Out of Sight, Out of Mind
When the first American colonies
were established on the continent, "there was not a British empire
" . At that time,
the predominant idea was not to build an empire, for England, but instead,
to simply secure lands on the continent in England's name. England could
not afford to be left out of any acquisitions. The French, the
Dutch, and the Spanish
had already claimed territories there, and England could not allow
herself to be left behind any of these countries. "The [English]
government certainly had no money to spare to help the colonies.
This introduced the general rule that English colonies [in America] had to cover
their own costs" .
By not funding the colonies and taking only a "spasmatic interest in their
growing empire " , Great
Britain allowed the colonies to
for more than one hundred years with little or even no interference.
The old saying "out of sight, out of mind" tends to be very true
in the relationship

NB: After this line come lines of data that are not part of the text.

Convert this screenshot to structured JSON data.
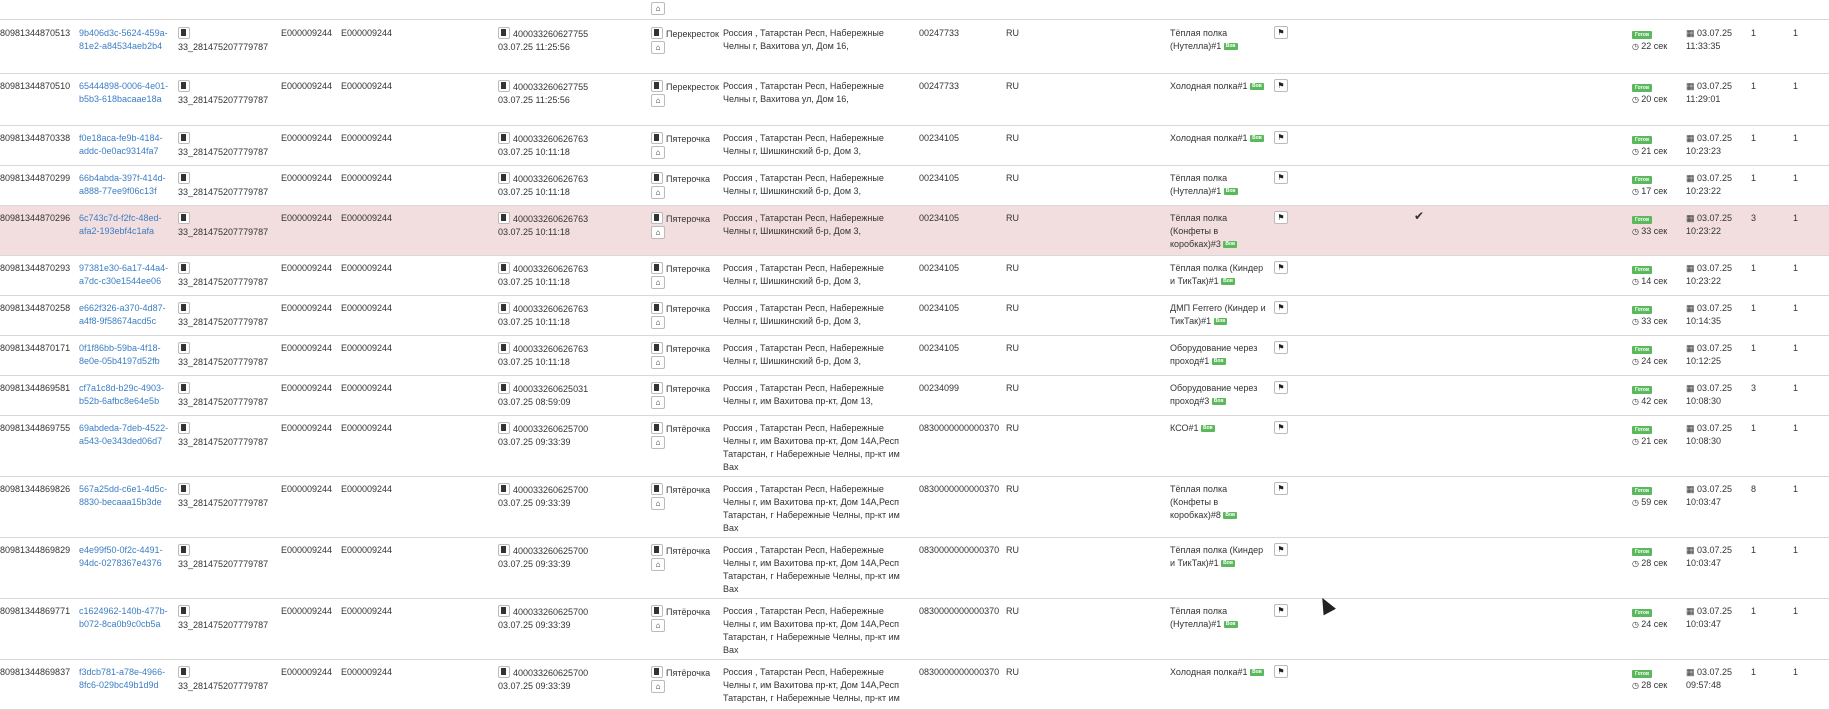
{
  "rows": [
    {
      "id": "80981344870513",
      "guid": [
        "9b406d3c-5624-459a-",
        "81e2-a84534aeb2b4"
      ],
      "doc": "33_281475207779787",
      "e1": "E000009244",
      "e2": "E000009244",
      "num": "400033260627755",
      "numdate": "03.07.25 11:25:56",
      "store": "Перекресток",
      "addr": [
        "Россия , Татарстан Респ, Набережные",
        "Челны г, Вахитова ул, Дом 16,"
      ],
      "code": "00247733",
      "country": "RU",
      "shelf": [
        "Тёплая полка",
        "(Нутелла)#1"
      ],
      "badge": "Вов",
      "checked": "",
      "status": "Готов",
      "dur": "22 сек",
      "date": "03.07.25",
      "time": "11:33:35",
      "c1": "1",
      "c2": "1"
    },
    {
      "id": "80981344870510",
      "guid": [
        "65444898-0006-4e01-",
        "b5b3-618bacaae18a"
      ],
      "doc": "33_281475207779787",
      "e1": "E000009244",
      "e2": "E000009244",
      "num": "400033260627755",
      "numdate": "03.07.25 11:25:56",
      "store": "Перекресток",
      "addr": [
        "Россия , Татарстан Респ, Набережные",
        "Челны г, Вахитова ул, Дом 16,"
      ],
      "code": "00247733",
      "country": "RU",
      "shelf": [
        "Холодная полка#1"
      ],
      "badge": "Вов",
      "checked": "",
      "status": "Готов",
      "dur": "20 сек",
      "date": "03.07.25",
      "time": "11:29:01",
      "c1": "1",
      "c2": "1"
    },
    {
      "id": "80981344870338",
      "guid": [
        "f0e18aca-fe9b-4184-",
        "addc-0e0ac9314fa7"
      ],
      "doc": "33_281475207779787",
      "e1": "E000009244",
      "e2": "E000009244",
      "num": "400033260626763",
      "numdate": "03.07.25 10:11:18",
      "store": "Пятерочка",
      "addr": [
        "Россия , Татарстан Респ, Набережные",
        "Челны г, Шишкинский б-р, Дом 3,"
      ],
      "code": "00234105",
      "country": "RU",
      "shelf": [
        "Холодная полка#1"
      ],
      "badge": "Вов",
      "checked": "",
      "status": "Готов",
      "dur": "21 сек",
      "date": "03.07.25",
      "time": "10:23:23",
      "c1": "1",
      "c2": "1"
    },
    {
      "id": "80981344870299",
      "guid": [
        "66b4abda-397f-414d-",
        "a888-77ee9f06c13f"
      ],
      "doc": "33_281475207779787",
      "e1": "E000009244",
      "e2": "E000009244",
      "num": "400033260626763",
      "numdate": "03.07.25 10:11:18",
      "store": "Пятерочка",
      "addr": [
        "Россия , Татарстан Респ, Набережные",
        "Челны г, Шишкинский б-р, Дом 3,"
      ],
      "code": "00234105",
      "country": "RU",
      "shelf": [
        "Тёплая полка",
        "(Нутелла)#1"
      ],
      "badge": "Вов",
      "checked": "",
      "status": "Готов",
      "dur": "17 сек",
      "date": "03.07.25",
      "time": "10:23:22",
      "c1": "1",
      "c2": "1"
    },
    {
      "id": "80981344870296",
      "guid": [
        "6c743c7d-f2fc-48ed-",
        "afa2-193ebf4c1afa"
      ],
      "doc": "33_281475207779787",
      "e1": "E000009244",
      "e2": "E000009244",
      "num": "400033260626763",
      "numdate": "03.07.25 10:11:18",
      "store": "Пятерочка",
      "addr": [
        "Россия , Татарстан Респ, Набережные",
        "Челны г, Шишкинский б-р, Дом 3,"
      ],
      "code": "00234105",
      "country": "RU",
      "shelf": [
        "Тёплая полка",
        "(Конфеты в",
        "коробках)#3"
      ],
      "badge": "Вов",
      "checked": "✔",
      "status": "Готов",
      "dur": "33 сек",
      "date": "03.07.25",
      "time": "10:23:22",
      "c1": "3",
      "c2": "1",
      "highlight": true
    },
    {
      "id": "80981344870293",
      "guid": [
        "97381e30-6a17-44a4-",
        "a7dc-c30e1544ee06"
      ],
      "doc": "33_281475207779787",
      "e1": "E000009244",
      "e2": "E000009244",
      "num": "400033260626763",
      "numdate": "03.07.25 10:11:18",
      "store": "Пятерочка",
      "addr": [
        "Россия , Татарстан Респ, Набережные",
        "Челны г, Шишкинский б-р, Дом 3,"
      ],
      "code": "00234105",
      "country": "RU",
      "shelf": [
        "Тёплая полка (Киндер",
        "и ТикТак)#1"
      ],
      "badge": "Вов",
      "checked": "",
      "status": "Готов",
      "dur": "14 сек",
      "date": "03.07.25",
      "time": "10:23:22",
      "c1": "1",
      "c2": "1"
    },
    {
      "id": "80981344870258",
      "guid": [
        "e662f326-a370-4d87-",
        "a4f8-9f58674acd5c"
      ],
      "doc": "33_281475207779787",
      "e1": "E000009244",
      "e2": "E000009244",
      "num": "400033260626763",
      "numdate": "03.07.25 10:11:18",
      "store": "Пятерочка",
      "addr": [
        "Россия , Татарстан Респ, Набережные",
        "Челны г, Шишкинский б-р, Дом 3,"
      ],
      "code": "00234105",
      "country": "RU",
      "shelf": [
        "ДМП Ferrero (Киндер и",
        "ТикТак)#1"
      ],
      "badge": "Вов",
      "checked": "",
      "status": "Готов",
      "dur": "33 сек",
      "date": "03.07.25",
      "time": "10:14:35",
      "c1": "1",
      "c2": "1"
    },
    {
      "id": "80981344870171",
      "guid": [
        "0f1f86bb-59ba-4f18-",
        "8e0e-05b4197d52fb"
      ],
      "doc": "33_281475207779787",
      "e1": "E000009244",
      "e2": "E000009244",
      "num": "400033260626763",
      "numdate": "03.07.25 10:11:18",
      "store": "Пятерочка",
      "addr": [
        "Россия , Татарстан Респ, Набережные",
        "Челны г, Шишкинский б-р, Дом 3,"
      ],
      "code": "00234105",
      "country": "RU",
      "shelf": [
        "Оборудование через",
        "проход#1"
      ],
      "badge": "Вов",
      "checked": "",
      "status": "Готов",
      "dur": "24 сек",
      "date": "03.07.25",
      "time": "10:12:25",
      "c1": "1",
      "c2": "1"
    },
    {
      "id": "80981344869581",
      "guid": [
        "cf7a1c8d-b29c-4903-",
        "b52b-6afbc8e64e5b"
      ],
      "doc": "33_281475207779787",
      "e1": "E000009244",
      "e2": "E000009244",
      "num": "400033260625031",
      "numdate": "03.07.25 08:59:09",
      "store": "Пятерочка",
      "addr": [
        "Россия , Татарстан Респ, Набережные",
        "Челны г, им Вахитова пр-кт, Дом 13,"
      ],
      "code": "00234099",
      "country": "RU",
      "shelf": [
        "Оборудование через",
        "проход#3"
      ],
      "badge": "Вов",
      "checked": "",
      "status": "Готов",
      "dur": "42 сек",
      "date": "03.07.25",
      "time": "10:08:30",
      "c1": "3",
      "c2": "1"
    },
    {
      "id": "80981344869755",
      "guid": [
        "69abdeda-7deb-4522-",
        "a543-0e343ded06d7"
      ],
      "doc": "33_281475207779787",
      "e1": "E000009244",
      "e2": "E000009244",
      "num": "400033260625700",
      "numdate": "03.07.25 09:33:39",
      "store": "Пятёрочка",
      "addr": [
        "Россия , Татарстан Респ, Набережные",
        "Челны г, им Вахитова пр-кт, Дом 14А,Респ",
        "Татарстан, г Набережные Челны, пр-кт им",
        "Вах"
      ],
      "code": "0830000000000370",
      "country": "RU",
      "shelf": [
        "КСО#1"
      ],
      "badge": "Вов",
      "checked": "",
      "status": "Готов",
      "dur": "21 сек",
      "date": "03.07.25",
      "time": "10:08:30",
      "c1": "1",
      "c2": "1"
    },
    {
      "id": "80981344869826",
      "guid": [
        "567a25dd-c6e1-4d5c-",
        "8830-becaaa15b3de"
      ],
      "doc": "33_281475207779787",
      "e1": "E000009244",
      "e2": "E000009244",
      "num": "400033260625700",
      "numdate": "03.07.25 09:33:39",
      "store": "Пятёрочка",
      "addr": [
        "Россия , Татарстан Респ, Набережные",
        "Челны г, им Вахитова пр-кт, Дом 14А,Респ",
        "Татарстан, г Набережные Челны, пр-кт им",
        "Вах"
      ],
      "code": "0830000000000370",
      "country": "RU",
      "shelf": [
        "Тёплая полка",
        "(Конфеты в",
        "коробках)#8"
      ],
      "badge": "Вов",
      "checked": "",
      "status": "Готов",
      "dur": "59 сек",
      "date": "03.07.25",
      "time": "10:03:47",
      "c1": "8",
      "c2": "1"
    },
    {
      "id": "80981344869829",
      "guid": [
        "e4e99f50-0f2c-4491-",
        "94dc-0278367e4376"
      ],
      "doc": "33_281475207779787",
      "e1": "E000009244",
      "e2": "E000009244",
      "num": "400033260625700",
      "numdate": "03.07.25 09:33:39",
      "store": "Пятёрочка",
      "addr": [
        "Россия , Татарстан Респ, Набережные",
        "Челны г, им Вахитова пр-кт, Дом 14А,Респ",
        "Татарстан, г Набережные Челны, пр-кт им",
        "Вах"
      ],
      "code": "0830000000000370",
      "country": "RU",
      "shelf": [
        "Тёплая полка (Киндер",
        "и ТикТак)#1"
      ],
      "badge": "Вов",
      "checked": "",
      "status": "Готов",
      "dur": "28 сек",
      "date": "03.07.25",
      "time": "10:03:47",
      "c1": "1",
      "c2": "1"
    },
    {
      "id": "80981344869771",
      "guid": [
        "c1624962-140b-477b-",
        "b072-8ca0b9c0cb5a"
      ],
      "doc": "33_281475207779787",
      "e1": "E000009244",
      "e2": "E000009244",
      "num": "400033260625700",
      "numdate": "03.07.25 09:33:39",
      "store": "Пятёрочка",
      "addr": [
        "Россия , Татарстан Респ, Набережные",
        "Челны г, им Вахитова пр-кт, Дом 14А,Респ",
        "Татарстан, г Набережные Челны, пр-кт им",
        "Вах"
      ],
      "code": "0830000000000370",
      "country": "RU",
      "shelf": [
        "Тёплая полка",
        "(Нутелла)#1"
      ],
      "badge": "Вов",
      "checked": "",
      "status": "Готов",
      "dur": "24 сек",
      "date": "03.07.25",
      "time": "10:03:47",
      "c1": "1",
      "c2": "1"
    },
    {
      "id": "80981344869837",
      "guid": [
        "f3dcb781-a78e-4966-",
        "8fc6-029bc49b1d9d"
      ],
      "doc": "33_281475207779787",
      "e1": "E000009244",
      "e2": "E000009244",
      "num": "400033260625700",
      "numdate": "03.07.25 09:33:39",
      "store": "Пятёрочка",
      "addr": [
        "Россия , Татарстан Респ, Набережные",
        "Челны г, им Вахитова пр-кт, Дом 14А,Респ",
        "Татарстан, г Набережные Челны, пр-кт им"
      ],
      "code": "0830000000000370",
      "country": "RU",
      "shelf": [
        "Холодная полка#1"
      ],
      "badge": "Вов",
      "checked": "",
      "status": "Готов",
      "dur": "28 сек",
      "date": "03.07.25",
      "time": "09:57:48",
      "c1": "1",
      "c2": "1"
    }
  ],
  "icons": {
    "file": "file-icon",
    "home": "home-icon",
    "flag": "flag-icon",
    "clock": "clock-icon",
    "calendar": "calendar-icon",
    "check": "check-icon"
  }
}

between England and her American colonies. The colonies were so "
out of sight and out of mind" in England that neither a king, nor a
queen, nor current member of parliament ever set foot on American soil.
 This was mainly because
America was 3000 miles away, and a visit there could take up to three weeks
just to arrive in the colonies. Besides, what could possibly be of
interest so far from their homeland? The English would soon have an answer
to that question.
Had the English paid a bit more attention to the colonies in America, they would have realized that the colonists were losing the concept of who actually governed them. There was obviously not a monarch or Parliamentary system in America to rule them, so they naturally began looking to the government nearest to them for their laws and various needs. There was a " 'layered' arrangement extending from the British Crown and Parliament through royal officials resident in the colonies [called governors], to colonial assemblies and down to local units of administration . . ."  . This type of system had never been experienced in England. English citizens had always had only the local magistrates, Parliament, and their monarch. It was evident to these citizens just who had absolute authority over them. The colonists, however, were having their own "out of sight, out of mind" experience. They could not see authority over them past the governor, if they could see it extending that far. "The colonies were [clearly] not a normal part of the British structure . . ." . They were not included in any day-to-day discussions in Parliament, and if any laws affecting the colonists did change, it would take them a minimum of three weeks to reach the shore of their continent across the ocean.
On the flip side, when the Americans did know of laws regarding trade and taxes, it was not uncommon for them to smuggle the goods to avoid paying any taxes that may have been attached to the products. England winked at this avoidance, if they even knew about it, for so long that the colonies began to see "the colonial assemblies . . . as bodies parallel to the House of commons . . .". This attitude was clearly a threat to England's relationship with her colonies. Edmund Burke, a Whig in Parliament, pointed out that any quick and definite taxing of the colonies after having allowed them to govern themselves for so long would cause a great many objections from the colonists. Burke supported the fact that Parliament certainly had the right to tax the colonies, but he "preferred a slow and steady conduct by England toward the colonies" . This would probably have been the best method to convince the colonies that they were subject to the powers of parliament, but easing the colonies back into accepting and obeying all of the acts passed by British Parliament was not what most of the other members had in mind. A lot had changed with regard to Parliament's attitude toward the colonies since the Seven Years War.
The Seven Years War was fought primarily on the continent of America, and when it ended in 1763, the colonists were the ones that benefitted the most from it. Throughout the Seven Years War (1756 - 1763), the English government continually supplied the colonies with British troops so that they might be protected from the French as well as the Indians who had taken sides with the French in this particular war. These troops were maintained in America even after the French had surrendered their holdings in Canada to Great Britain. Their continued presence was to protect the colonists from Indian invasions as well as French retaliation along the borders. In all, the English Crown incurred $2 million in debt while fighting against the French and protecting the colonies. Along with all of the money that was spent to protect these colonies, there were still ten thousand troops maintained in the American colonies every year. The colonies had, and still were, reaping the benefits of being citizens of the British Empire while Great Britain was taking care of all of the costs. George Grenville, the Prime Minister of Parliament in 1763, did not appreciate the fact that England was paying the bill for the protection of the American colonists while they were gaining so much from the placement of troops there. In 1763, the time had come to "pay the piper," and the most logical way to do this was to tax the colonies.